- While the dough rests, prepare the custard.
- Put the milk, heavy cream and half of the sugar into a medium-sized saucepan and bring it to a boil. Meanwhile, in a medium bowl, mix the egg yolks with the other half of the sugar, cornstarch and vanilla extract. Gradually, pour half of the boiling milk mixture onto the egg mixture, stirring constantly with a hand whisk.
- The other half of the milk mixture ( the one that you do not pour into the egg mixture) stays in the saucepan to be heated up again. Bring it to a boil. As soon as the milk boils, pour the content from the mixing bowl back into the saucepan. Stir constantly with a hand whisk.
- Continue stirring until the custard has thickened, but before it forms any lumps, for about 1 minute.

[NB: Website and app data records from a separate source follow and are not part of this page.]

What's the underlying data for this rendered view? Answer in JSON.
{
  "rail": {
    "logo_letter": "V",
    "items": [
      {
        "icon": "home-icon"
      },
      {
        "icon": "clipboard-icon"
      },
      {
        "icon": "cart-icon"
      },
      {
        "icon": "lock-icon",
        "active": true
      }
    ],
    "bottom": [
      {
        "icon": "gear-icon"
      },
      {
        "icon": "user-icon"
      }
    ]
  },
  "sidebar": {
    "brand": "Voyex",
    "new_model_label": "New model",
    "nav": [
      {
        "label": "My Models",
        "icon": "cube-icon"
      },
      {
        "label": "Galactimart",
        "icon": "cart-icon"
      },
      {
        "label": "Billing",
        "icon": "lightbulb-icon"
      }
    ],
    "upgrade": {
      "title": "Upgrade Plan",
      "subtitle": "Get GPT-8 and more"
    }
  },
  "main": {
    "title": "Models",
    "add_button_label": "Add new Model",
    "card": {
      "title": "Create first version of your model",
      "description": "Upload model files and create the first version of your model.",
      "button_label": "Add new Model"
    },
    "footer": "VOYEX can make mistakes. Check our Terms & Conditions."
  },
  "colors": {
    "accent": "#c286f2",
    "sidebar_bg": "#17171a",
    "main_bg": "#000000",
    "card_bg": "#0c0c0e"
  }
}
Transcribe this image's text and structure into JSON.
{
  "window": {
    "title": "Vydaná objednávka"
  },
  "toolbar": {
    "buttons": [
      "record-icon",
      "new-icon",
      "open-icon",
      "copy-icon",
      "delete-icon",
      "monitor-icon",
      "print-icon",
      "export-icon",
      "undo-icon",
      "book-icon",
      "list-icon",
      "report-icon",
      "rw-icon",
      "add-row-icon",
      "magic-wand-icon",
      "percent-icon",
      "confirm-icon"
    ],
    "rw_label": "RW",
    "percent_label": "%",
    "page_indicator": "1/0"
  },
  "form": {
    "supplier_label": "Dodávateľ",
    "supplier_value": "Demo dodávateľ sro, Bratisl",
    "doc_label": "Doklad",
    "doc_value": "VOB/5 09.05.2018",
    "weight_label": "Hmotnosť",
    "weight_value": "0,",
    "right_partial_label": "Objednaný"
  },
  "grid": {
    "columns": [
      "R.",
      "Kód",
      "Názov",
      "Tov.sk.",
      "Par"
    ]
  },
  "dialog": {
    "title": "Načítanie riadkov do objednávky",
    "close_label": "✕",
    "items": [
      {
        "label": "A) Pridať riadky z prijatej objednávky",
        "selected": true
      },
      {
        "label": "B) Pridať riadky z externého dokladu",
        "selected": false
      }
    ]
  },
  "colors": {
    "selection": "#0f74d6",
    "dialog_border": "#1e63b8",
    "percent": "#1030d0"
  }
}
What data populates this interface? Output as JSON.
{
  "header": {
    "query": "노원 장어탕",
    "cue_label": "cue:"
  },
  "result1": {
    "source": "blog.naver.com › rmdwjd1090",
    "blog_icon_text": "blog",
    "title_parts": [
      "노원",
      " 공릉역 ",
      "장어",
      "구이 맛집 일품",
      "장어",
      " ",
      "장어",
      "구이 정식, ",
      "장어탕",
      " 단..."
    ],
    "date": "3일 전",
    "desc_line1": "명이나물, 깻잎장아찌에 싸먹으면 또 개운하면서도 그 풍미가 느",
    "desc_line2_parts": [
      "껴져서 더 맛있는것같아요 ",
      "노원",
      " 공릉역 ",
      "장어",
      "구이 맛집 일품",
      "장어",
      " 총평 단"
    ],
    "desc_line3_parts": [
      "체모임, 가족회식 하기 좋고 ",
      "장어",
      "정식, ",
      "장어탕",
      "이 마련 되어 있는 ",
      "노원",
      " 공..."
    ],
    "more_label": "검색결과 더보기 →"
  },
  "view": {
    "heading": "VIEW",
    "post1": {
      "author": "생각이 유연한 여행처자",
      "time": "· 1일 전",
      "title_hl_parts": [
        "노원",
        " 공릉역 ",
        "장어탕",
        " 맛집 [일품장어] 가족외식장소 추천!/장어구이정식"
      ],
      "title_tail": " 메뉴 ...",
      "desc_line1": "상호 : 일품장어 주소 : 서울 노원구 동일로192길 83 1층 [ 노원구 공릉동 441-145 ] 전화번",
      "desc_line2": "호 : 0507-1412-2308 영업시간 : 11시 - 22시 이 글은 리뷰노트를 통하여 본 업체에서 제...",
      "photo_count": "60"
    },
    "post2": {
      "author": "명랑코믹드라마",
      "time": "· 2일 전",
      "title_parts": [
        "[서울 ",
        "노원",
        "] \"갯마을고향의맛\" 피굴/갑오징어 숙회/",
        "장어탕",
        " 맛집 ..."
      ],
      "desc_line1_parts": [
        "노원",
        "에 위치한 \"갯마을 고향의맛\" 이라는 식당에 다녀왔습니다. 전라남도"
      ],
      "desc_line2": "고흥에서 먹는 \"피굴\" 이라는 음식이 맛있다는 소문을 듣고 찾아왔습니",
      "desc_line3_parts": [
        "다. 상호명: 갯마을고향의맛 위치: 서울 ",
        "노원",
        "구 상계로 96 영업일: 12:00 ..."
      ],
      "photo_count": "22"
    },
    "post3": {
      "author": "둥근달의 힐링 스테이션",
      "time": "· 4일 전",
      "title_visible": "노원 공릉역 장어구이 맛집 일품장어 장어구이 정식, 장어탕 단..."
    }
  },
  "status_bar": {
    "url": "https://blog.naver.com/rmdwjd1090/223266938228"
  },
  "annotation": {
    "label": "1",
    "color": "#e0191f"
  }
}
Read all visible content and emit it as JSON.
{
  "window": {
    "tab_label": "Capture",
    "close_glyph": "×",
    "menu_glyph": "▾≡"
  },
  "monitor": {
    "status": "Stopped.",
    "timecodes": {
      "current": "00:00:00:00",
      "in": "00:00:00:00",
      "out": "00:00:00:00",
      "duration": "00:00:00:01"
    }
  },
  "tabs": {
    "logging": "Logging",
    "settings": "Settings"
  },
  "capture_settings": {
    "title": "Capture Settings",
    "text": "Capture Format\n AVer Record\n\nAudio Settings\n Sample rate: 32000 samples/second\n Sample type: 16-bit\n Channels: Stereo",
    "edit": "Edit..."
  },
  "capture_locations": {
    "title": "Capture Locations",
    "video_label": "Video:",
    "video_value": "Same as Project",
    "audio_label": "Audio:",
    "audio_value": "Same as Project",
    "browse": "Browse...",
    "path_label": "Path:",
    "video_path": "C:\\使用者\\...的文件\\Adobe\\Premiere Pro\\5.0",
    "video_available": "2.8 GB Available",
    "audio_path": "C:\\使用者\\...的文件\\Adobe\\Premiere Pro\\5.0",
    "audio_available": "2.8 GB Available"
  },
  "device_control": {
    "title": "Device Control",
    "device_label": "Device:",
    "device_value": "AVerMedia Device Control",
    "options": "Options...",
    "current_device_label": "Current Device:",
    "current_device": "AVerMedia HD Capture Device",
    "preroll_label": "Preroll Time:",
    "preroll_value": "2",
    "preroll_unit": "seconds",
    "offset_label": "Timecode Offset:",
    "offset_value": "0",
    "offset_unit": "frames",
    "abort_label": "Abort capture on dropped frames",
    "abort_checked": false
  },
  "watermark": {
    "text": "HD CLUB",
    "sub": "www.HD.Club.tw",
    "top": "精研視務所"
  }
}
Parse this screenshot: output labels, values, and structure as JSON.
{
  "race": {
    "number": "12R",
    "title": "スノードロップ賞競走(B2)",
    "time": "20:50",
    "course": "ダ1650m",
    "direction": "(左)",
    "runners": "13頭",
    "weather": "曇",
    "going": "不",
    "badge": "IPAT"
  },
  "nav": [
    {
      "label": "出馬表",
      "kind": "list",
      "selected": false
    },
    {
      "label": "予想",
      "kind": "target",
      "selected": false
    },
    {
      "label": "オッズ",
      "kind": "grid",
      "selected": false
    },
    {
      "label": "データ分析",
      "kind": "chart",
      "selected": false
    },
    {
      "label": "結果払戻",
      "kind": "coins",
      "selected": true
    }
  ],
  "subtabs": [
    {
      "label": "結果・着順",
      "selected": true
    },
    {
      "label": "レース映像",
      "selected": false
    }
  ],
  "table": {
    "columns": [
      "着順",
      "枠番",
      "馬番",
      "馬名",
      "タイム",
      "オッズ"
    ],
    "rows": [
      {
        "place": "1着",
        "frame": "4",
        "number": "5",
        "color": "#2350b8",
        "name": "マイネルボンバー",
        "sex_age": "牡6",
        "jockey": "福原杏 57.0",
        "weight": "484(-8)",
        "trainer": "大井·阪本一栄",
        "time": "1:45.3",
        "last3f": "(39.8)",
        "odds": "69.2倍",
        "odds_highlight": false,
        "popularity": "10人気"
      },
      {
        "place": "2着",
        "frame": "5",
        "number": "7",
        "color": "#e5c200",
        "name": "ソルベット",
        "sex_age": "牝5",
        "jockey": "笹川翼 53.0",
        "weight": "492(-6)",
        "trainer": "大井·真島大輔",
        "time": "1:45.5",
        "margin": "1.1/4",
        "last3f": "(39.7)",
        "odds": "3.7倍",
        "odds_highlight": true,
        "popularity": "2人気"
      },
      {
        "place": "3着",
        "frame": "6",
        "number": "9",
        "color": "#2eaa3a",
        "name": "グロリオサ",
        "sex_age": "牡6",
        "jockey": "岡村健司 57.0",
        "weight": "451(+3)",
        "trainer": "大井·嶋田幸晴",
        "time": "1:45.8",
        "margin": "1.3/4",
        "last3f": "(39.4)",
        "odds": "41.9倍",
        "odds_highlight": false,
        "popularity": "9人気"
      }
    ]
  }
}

- Check the consistency by inserting a spoon. When you pull it out, it should be covered by the custard and if you run your finger along it on the spoon and the custard should come off fully on your finger, leaving a mark on the spoon. Once it has the correct consistency, immediately transfer the custard into a baking dish, cover with plastic wrap so that the wrap makes direct contact with the custard, and place in the fridge to cool down.
- Grease the tart pan with a bit of butter and lightly flour it.
- Roll out the dough with a little bit of flour until it’s approx. 4 mm (0.15 inch) thick, and carefully place it in the tart pan, creating borders of approx. 4 cm (1.5 inch) and dock the pastry with a fork. Transfer to the fridge and let it sit for 30 minutes.
- Take the cooled custard out of the fridge, and lightly whisk it with a hand whisk if the consistency is very thick. Pour the custard into the shortcrust pastry shell. Add the cream into the shortcrust pastry shell.
- Scatter the pine nuts onto the custard. Let it sit in the fridge for 15 minutes.
- Preheat the oven to 180° Celsius (356° Fahrenheit). Bake on the middle-rack of the oven for 15 minutes, then reduce the heat to 160° Celsius (320° Fahrenheit) and bake for another. 30-40 minutes approx, until the custard has thickened and the crust is golden brown. At this point, the cake will lightly swell on the surface. Don’t worry, it will deflate.
- Remove from the oven, let it cool down slightly, and then remove from the tart pan and let it cool completely. Dust with powdered sugar right before serving. You can keep La Torta della Nonna in the fridge for up to 4 days.